Ada County Clerk Phil McGrane and Sen. Mary Souza, R-Coeur d'Alene, are Republican candidates for secretary of state and have raised nearly the same amount of money for their campaigns — about $44,000. Chad Houck, who is Idaho’s deputy secretary of state, also announced his candidacy for the position as a Republican, but has so far only reported a loan from his own funds of $5,000.

Secretary of State Lawerence Denney has not announced if he will run for re-election.

Among those supporting McGrane are Rep. Megan Blanksma, R-Hammett, Rep. Fred Wood, R-Burley, former Sen. Jeff Siddoway, of Terreton, and former Sen. John Goedde, who represented the Coeur d'Alene area and served as chairman of the Senate Education Committee.

Souza has received support from Siddoway as well and has received $5,000 from Kootenai County GOP Chairman Brent Regan, who is also a member of the Idaho Freedom Foundation’s board of directors.

One candidate receiving majority of support in Idaho superintendent race
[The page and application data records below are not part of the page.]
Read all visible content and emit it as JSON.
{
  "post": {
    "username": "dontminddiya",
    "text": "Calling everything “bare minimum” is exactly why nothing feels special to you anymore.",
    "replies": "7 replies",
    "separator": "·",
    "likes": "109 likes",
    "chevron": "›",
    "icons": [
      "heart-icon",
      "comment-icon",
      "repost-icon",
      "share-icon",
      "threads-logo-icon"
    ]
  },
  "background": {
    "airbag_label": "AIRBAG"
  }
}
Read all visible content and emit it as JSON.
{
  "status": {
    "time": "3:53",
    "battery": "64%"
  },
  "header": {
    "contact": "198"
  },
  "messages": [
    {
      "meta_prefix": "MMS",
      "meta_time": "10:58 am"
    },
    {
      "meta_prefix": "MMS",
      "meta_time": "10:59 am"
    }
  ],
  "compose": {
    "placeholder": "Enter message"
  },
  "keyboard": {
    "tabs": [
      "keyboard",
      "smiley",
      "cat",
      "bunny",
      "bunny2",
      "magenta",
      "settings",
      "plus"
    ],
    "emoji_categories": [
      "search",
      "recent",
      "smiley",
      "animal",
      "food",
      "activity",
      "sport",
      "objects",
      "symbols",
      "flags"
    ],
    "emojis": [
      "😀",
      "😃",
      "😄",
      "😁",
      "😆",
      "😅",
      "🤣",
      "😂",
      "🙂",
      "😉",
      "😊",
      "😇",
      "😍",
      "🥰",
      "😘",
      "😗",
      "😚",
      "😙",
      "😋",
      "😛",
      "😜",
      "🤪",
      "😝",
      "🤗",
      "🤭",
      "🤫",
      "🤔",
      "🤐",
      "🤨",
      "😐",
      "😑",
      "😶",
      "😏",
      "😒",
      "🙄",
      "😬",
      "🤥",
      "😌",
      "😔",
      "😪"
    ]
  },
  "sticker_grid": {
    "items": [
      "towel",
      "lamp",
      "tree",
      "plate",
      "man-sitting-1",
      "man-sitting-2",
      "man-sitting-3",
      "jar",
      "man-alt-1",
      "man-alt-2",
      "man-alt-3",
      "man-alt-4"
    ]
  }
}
Superintendent of Public Instruction Sherri Ybarra has not announced if she will run for re-election in 2022, but she has raised $7,500 since June. That amount pales in comparison to one of her Republican opponents, former president of the Idaho State Board of Education Debbie Critchfield, who has raised $95,500 since she announced her campaign in May.
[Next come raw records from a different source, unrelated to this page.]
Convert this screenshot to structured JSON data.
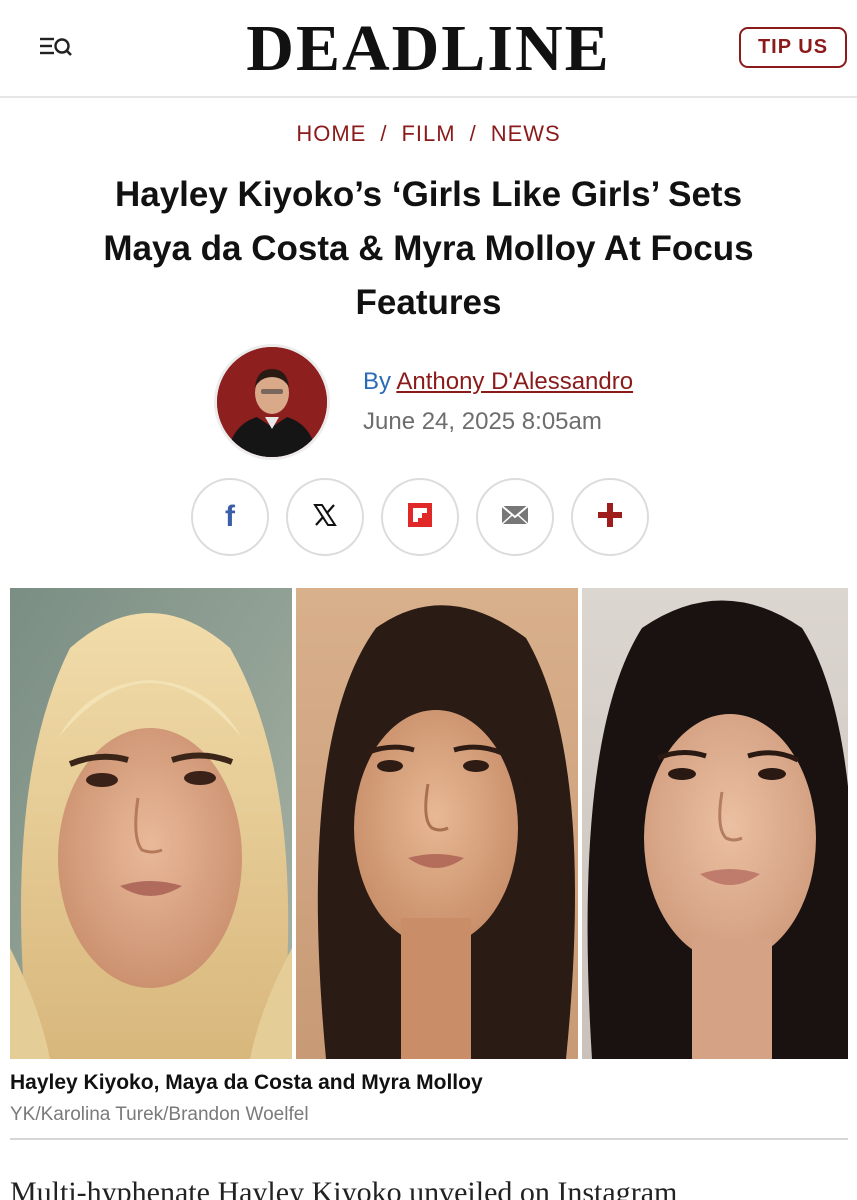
{
  "header": {
    "logo": "DEADLINE",
    "tip_label": "TIP US"
  },
  "breadcrumb": {
    "items": [
      "HOME",
      "FILM",
      "NEWS"
    ],
    "separator": "/"
  },
  "article": {
    "headline_lines": [
      "Hayley Kiyoko’s ‘Girls Like Girls’ Sets",
      "Maya da Costa & Myra Molloy At Focus",
      "Features"
    ],
    "by_prefix": "By",
    "author": "Anthony D'Alessandro",
    "date": "June 24, 2025 8:05am"
  },
  "share": {
    "icons": [
      "facebook-icon",
      "x-icon",
      "flipboard-icon",
      "email-icon",
      "plus-icon"
    ],
    "facebook_glyph": "f"
  },
  "photo": {
    "caption": "Hayley Kiyoko, Maya da Costa and Myra Molloy",
    "credit": "YK/Karolina Turek/Brandon Woelfel"
  },
  "body_preview": "Multi-hyphenate Hayley Kiyoko unveiled on Instagram",
  "colors": {
    "brand_red": "#8b1b1b",
    "byline_blue": "#2a6bb5",
    "flipboard_red": "#e12828"
  }
}
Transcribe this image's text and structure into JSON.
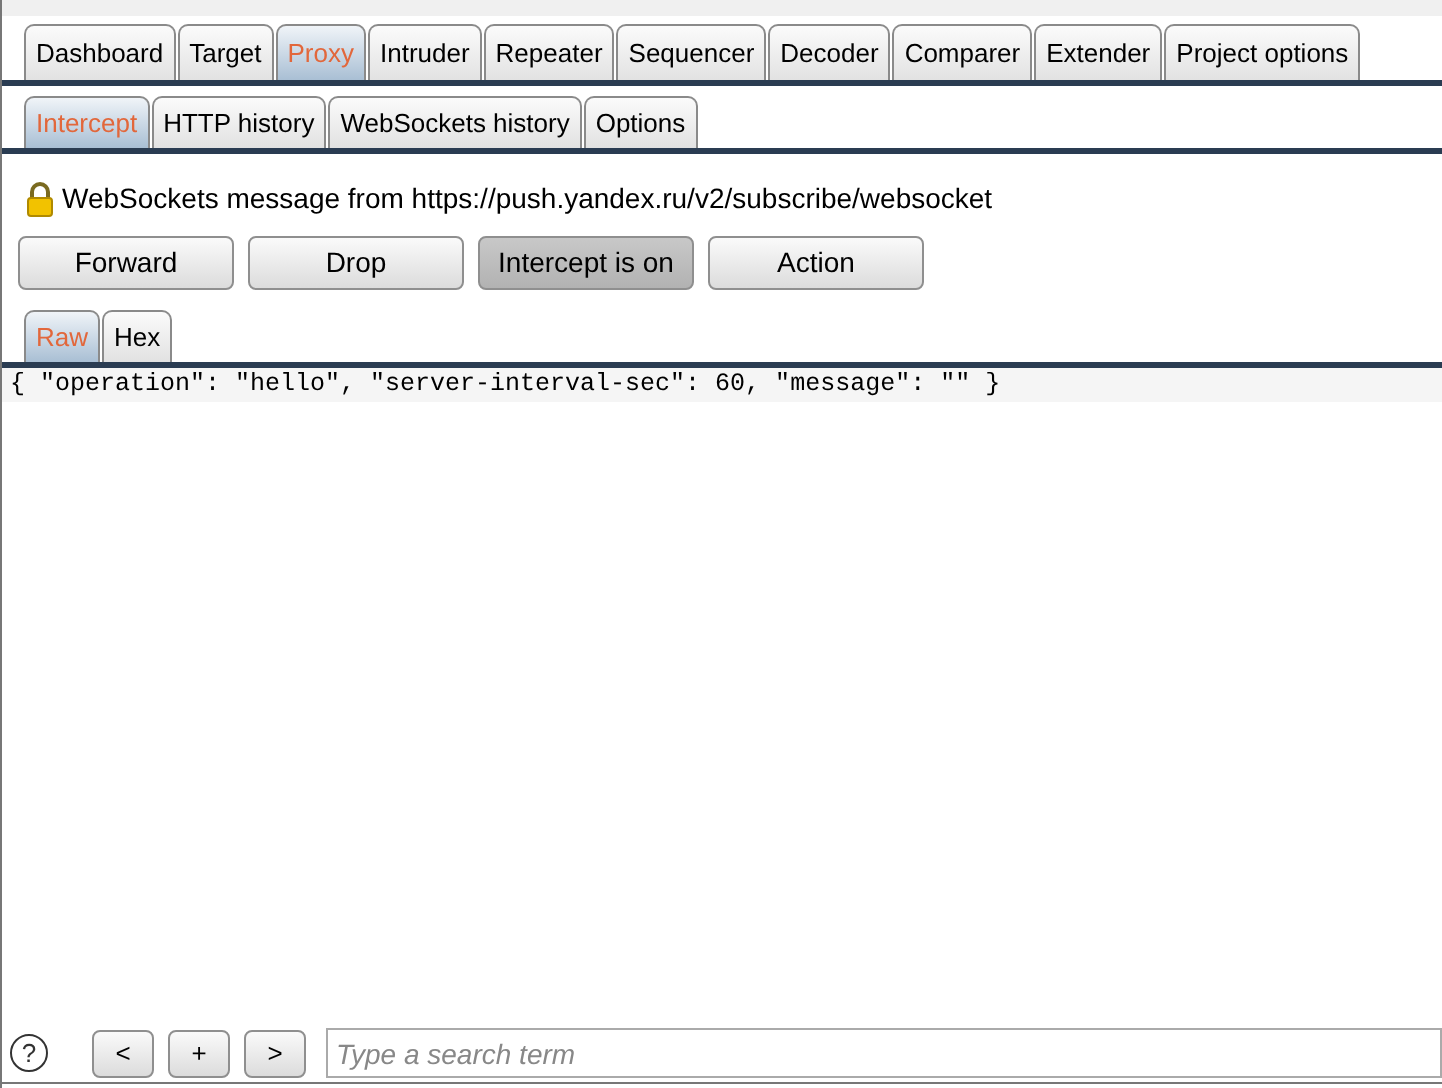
{
  "main_tabs": [
    {
      "label": "Dashboard",
      "selected": false
    },
    {
      "label": "Target",
      "selected": false
    },
    {
      "label": "Proxy",
      "selected": true
    },
    {
      "label": "Intruder",
      "selected": false
    },
    {
      "label": "Repeater",
      "selected": false
    },
    {
      "label": "Sequencer",
      "selected": false
    },
    {
      "label": "Decoder",
      "selected": false
    },
    {
      "label": "Comparer",
      "selected": false
    },
    {
      "label": "Extender",
      "selected": false
    },
    {
      "label": "Project options",
      "selected": false
    }
  ],
  "sub_tabs": [
    {
      "label": "Intercept",
      "selected": true
    },
    {
      "label": "HTTP history",
      "selected": false
    },
    {
      "label": "WebSockets history",
      "selected": false
    },
    {
      "label": "Options",
      "selected": false
    }
  ],
  "message_header": "WebSockets message from https://push.yandex.ru/v2/subscribe/websocket",
  "actions": [
    {
      "label": "Forward",
      "on": false
    },
    {
      "label": "Drop",
      "on": false
    },
    {
      "label": "Intercept is on",
      "on": true
    },
    {
      "label": "Action",
      "on": false
    }
  ],
  "view_tabs": [
    {
      "label": "Raw",
      "selected": true
    },
    {
      "label": "Hex",
      "selected": false
    }
  ],
  "editor": {
    "text": "{ \"operation\": \"hello\", \"server-interval-sec\": 60, \"message\": \"\" }"
  },
  "search_bar": {
    "help": "?",
    "nav_buttons": [
      "<",
      "+",
      ">"
    ],
    "placeholder": "Type a search term"
  }
}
Her supporters include several current and former legislators, including Rep. Julie Yamamoto, R-Caldwell, Rep. Julie VanOrden, R-Pingree, Rep. Scott Bedke, R-Oakley, and former Rep. Reed DeMordaunt, who represented the Eagle area and served as chairman of the House Education Committee.

Branden Durst, who is a former Democratic legislator running as a Republican for the office, has raised $6,500 so far, including a $1,000 donation from Kootenai County GOP Chairman Brent Regan, who is also a member of the Idaho Freedom Foundation’s board of directors.

Idaho state controller running unopposed

Brandon Woolf, who has been Idaho’s state controller since 2012, is running unopposed so far for re-election to the post. He has raised $11,500 from business entities, including Simplot, Idaho Power and the Idaho Association of General Contractors.

The Idaho Capital Sun is a nonprofit news organization delivering accountability reporting on state government, politics and policy in the Gem state.